integrating won't work. There is a hidden assumption when you do
this. You are assuming that you can compute the resistance of each
disc and add the individual resistances together. To do this is to
assume that the flat surfaces of each disc could be a: plated with
silver (or preferably, superconductor) and the discs then stacked, or
b: connected with a zero ohm wire without stacking the discs. This
only gives the right answer if the flat surfaces of the discs are
already equipotential surfaces before plating them; plating them with
superconductor would MAKE this true, but in the real problem with a
solid sphere of finite conductivity, the flat surfaces of the discs
without plating would almost certainly not be equipotentials.
This is, of course, is in addition to the complication of computing
the resistance of the contacts.
To solve problems of resistance between contacts applied to continuous
resistive media, you have to be sure that the little dx's, dy's and
dh's you use have equipotential surfaces where they stack up. In
situations with extremely high symmetry, you can do this. For
example, the resistance between the circular faces of a right circular
cylinder of resistive material with highly conductive material plated
on the faces. Otherwise, you have to bite the bullet and solve
Poisson's equation throughout the volume. Nowadays, this can be done
fairly easily with a finite element solver.

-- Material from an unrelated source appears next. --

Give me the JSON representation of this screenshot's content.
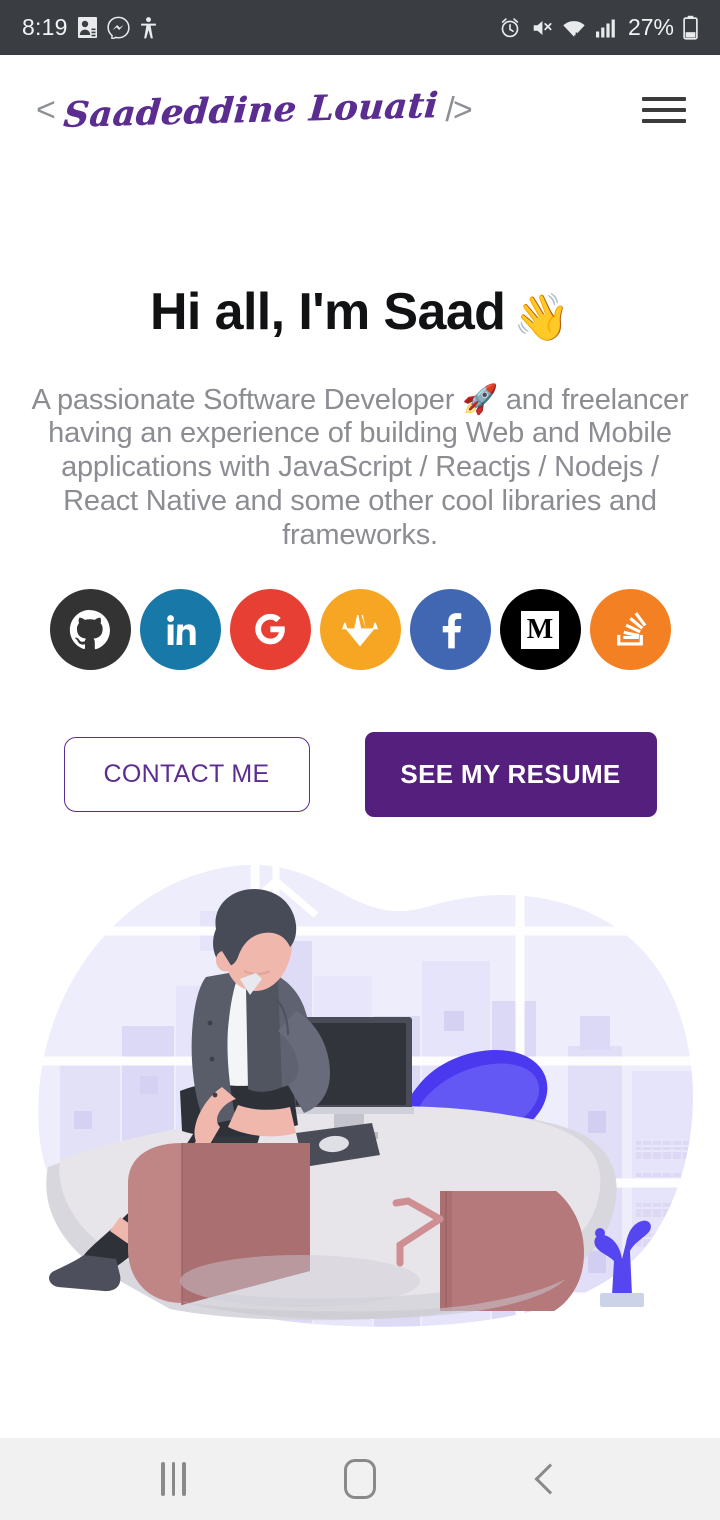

>But it's one H**L of a problem if the points are not very small and/or
>not diametrically opposite.